My word but the drinks world has been a busy place this last month, says Musty, fanning herself hysterically like a character from a Tennessee Williams play. As spring arrives in the northern hemisphere and seasonal Easter missiles rain down on Bethlehem, not one, but two giant wine brands have chosen to rebrand themselves. Hold the front page! Truly, the marketing sap is running again.

Black Tower and Mateus Rose, two mega-brands from the 1970s, have each got fancy new bottles and labels, with bright shiny press releases to back them up. No doubting the sort of big bucks that have been spent on these rebranding exercises, though Musty has to say that the whole episode would be more impressive were it not for the fact that the contents of each bottle remain unchanged. After all, as Musty's dear departed father used to say, "you can wrap a pig in a fur coat but he'll still taste of bacon."

Mind you, at least those two wines, whatever their faults, have serviceable brand names. Musty remembers the story of an unsuspecting Spanish winery a few years ago which wanted to make a young, fruity modern-style red wine to go with their more traditional aged offering.
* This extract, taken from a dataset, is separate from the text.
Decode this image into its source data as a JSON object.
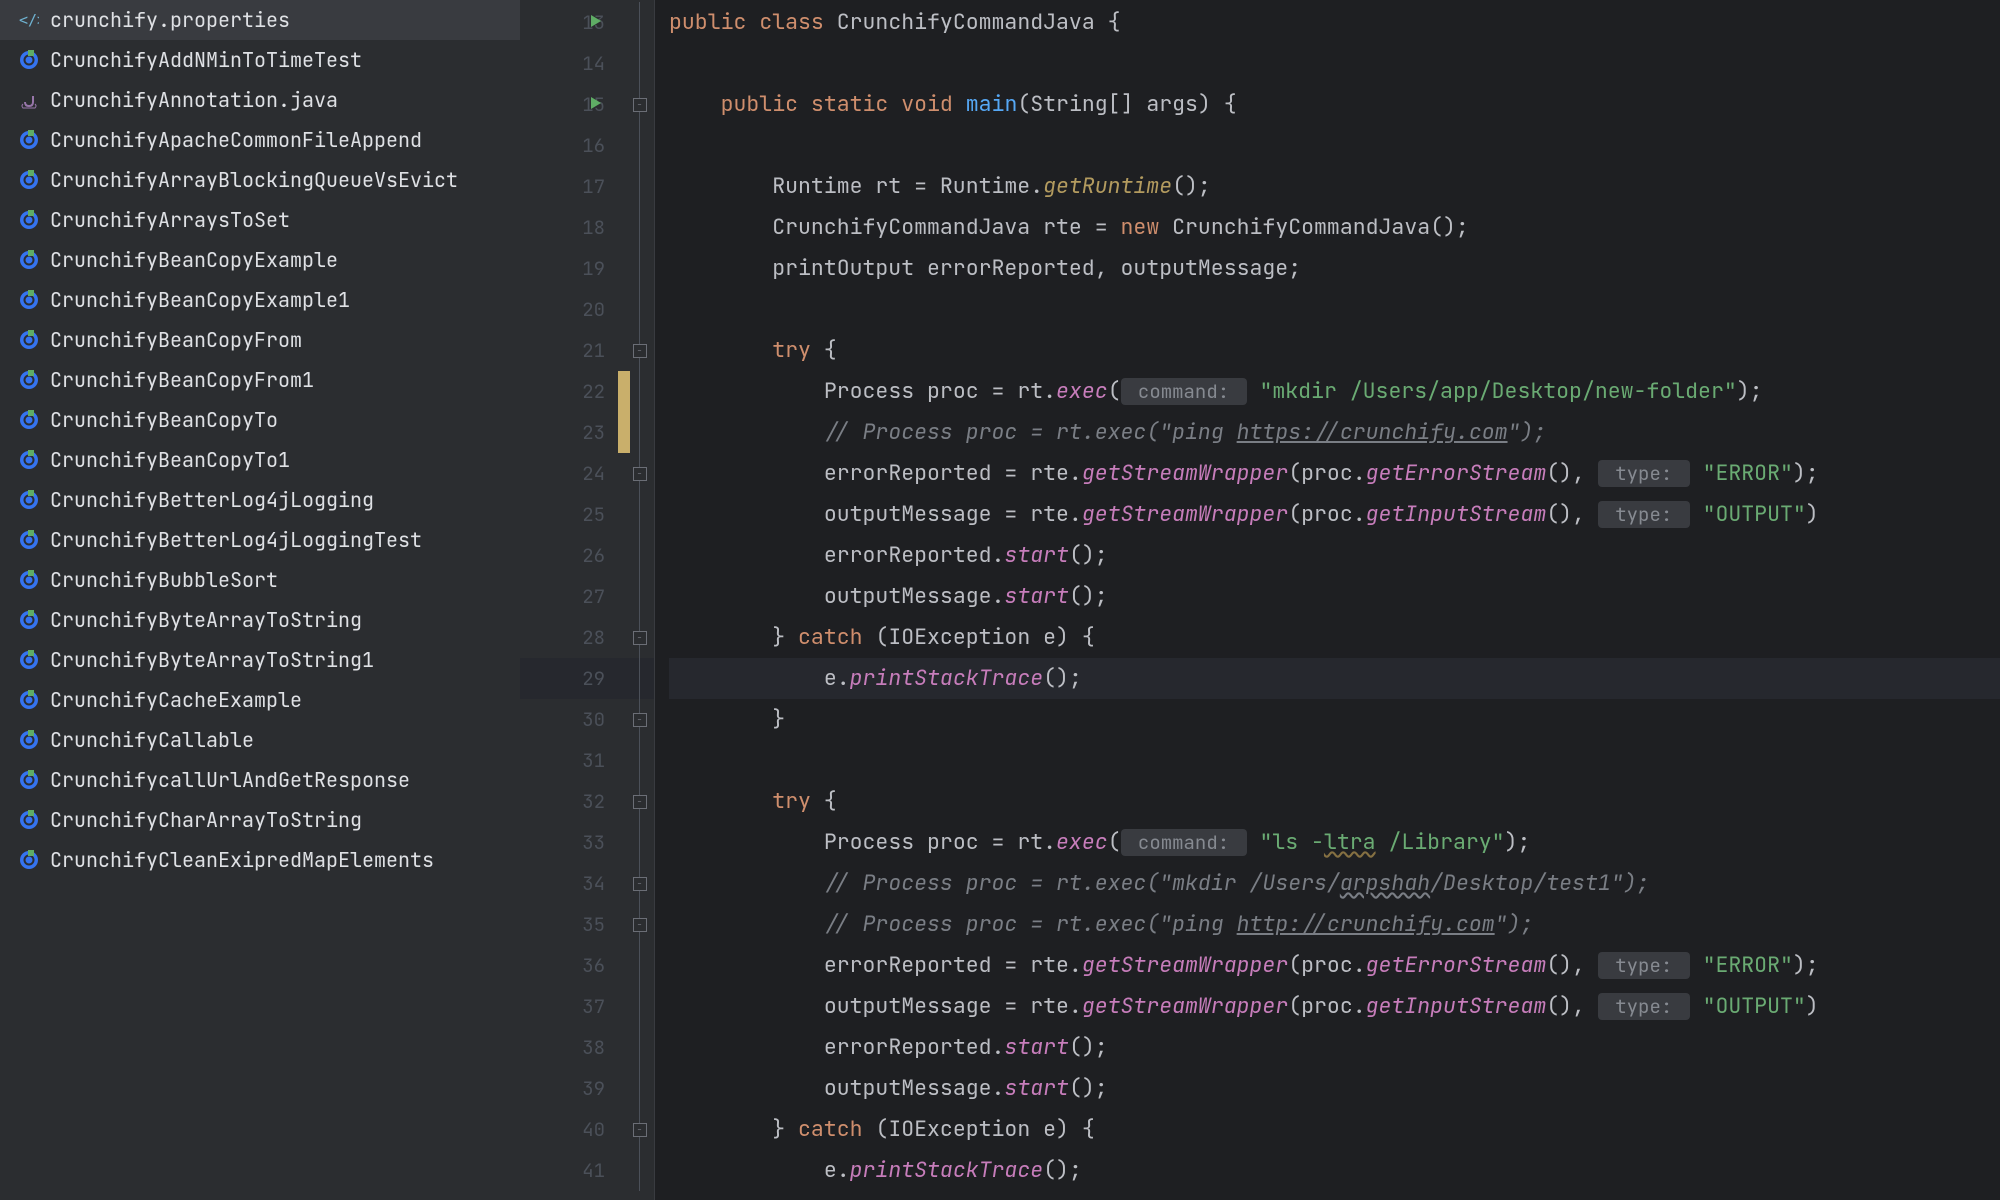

The aged wine was called Añares, and the winery wanted a name that was similar to round off the portfolio. After much thought they settled on Añal…

The name would have been bad enough even spelt correctly, but it was rendered positively offensive by the tendency for the accent to fall off the 'n' in emailed press releases."The wine was fine," said one of the first journalists to try the prototype, "but I don't think they appreciated my asking them which end I was meant to drink it."

Nor are such innocent mishaps a thing of the past. Why, Musty can think of a whole range of wines from Bodegas y Bebidas (Spanish again!) which proudly have the words Ars Vinum on the label.

Now, two thousand years ago, when rather more people spoke Latin, such admirable sentiments (strength through wine) may have been a big seller. But for your average English speaker it looks very much like 'Arse wine', which is not quite so appealing - especially at £30 a bottle. The latest wine in the Arse series is a very good super premium Rioja (or should that be Rear-oja) that has spent two years ageing in wood. In butts, presumably.

No such problems for Jack Daniels, which remains, rather mysteriously, one of the world's most recognisable brand names. Now, evidently feeling they've mastered the art of whiskey production, those clever chaps from Tennessee have set about expanding their range with a 'JD-flavoured malt beverage' in conjunction with Miller brewing.

The drink is officially aimed at 21- to 30-year-olds everywhere (yeah, right!), which must be why Musty finds the thought of it so repellent. After all, if Musty wanted a whiskey chaser and a beer, she'd order them separately - and neither of them would be a JD or a Miller.

Still, she's sure it will be very popular with pubescent teenagers who don't know any better.

More odd mixes in the pipeline, this time from Coca-Cola who are developing plans for a vanilla-flavoured version of their ubiquitous fizz. Given that the last flavour tinkering of Classic Coke proved about as popular as Yasser Arafat at a Bar Mitzvah, Musty is surprised that the Big C is even thinking about messing with the recipe again. Then, further down the press reports she read that Americans "routinely add shots of vanilla syrup to the drink to add sweetness" and her suspicions were aroused still further. Adding sweetness? To Coke? Surely that's like adding jalapeno peppers to a vindaloo curry. No, the whole thing was too ridiculous to be true - and surely no coincidence that the story broke on April 1st.

One story which sounds so ridiculous it ought to be an April Fool, but isn't because it broke weeks before April 1, is the Amazing Case of The Terrorist and the Portuguese Table Wine. If it sounds like a highly convoluted Victorian detective thriller, the reality is hardly any less plausible. Apparently, Herdade do Esporao, from the Alentejo region, has withdrawn 12,000 bottles of its 1999 Tinto Reserva because the bearded, turbanned figure on the label is reckoned to look too much like Osama bin Laden. No, really…

Finally, since we're in a semi-political mood, Musty has wasted a few minutes to come up with some anagrams of the world's most famous… Starting with the wrecker of Portuguese wine labels.  

O a banned Islam!
I mean sandal B.O.
Anal BSE domain
I Dalaban's omen

Who 'e buggers

Cpl Wool Line

Talib'n Roy

A Rasta's faery

Har! Lion Arse.

And perhaps most surreally of all:

Hate in a BLT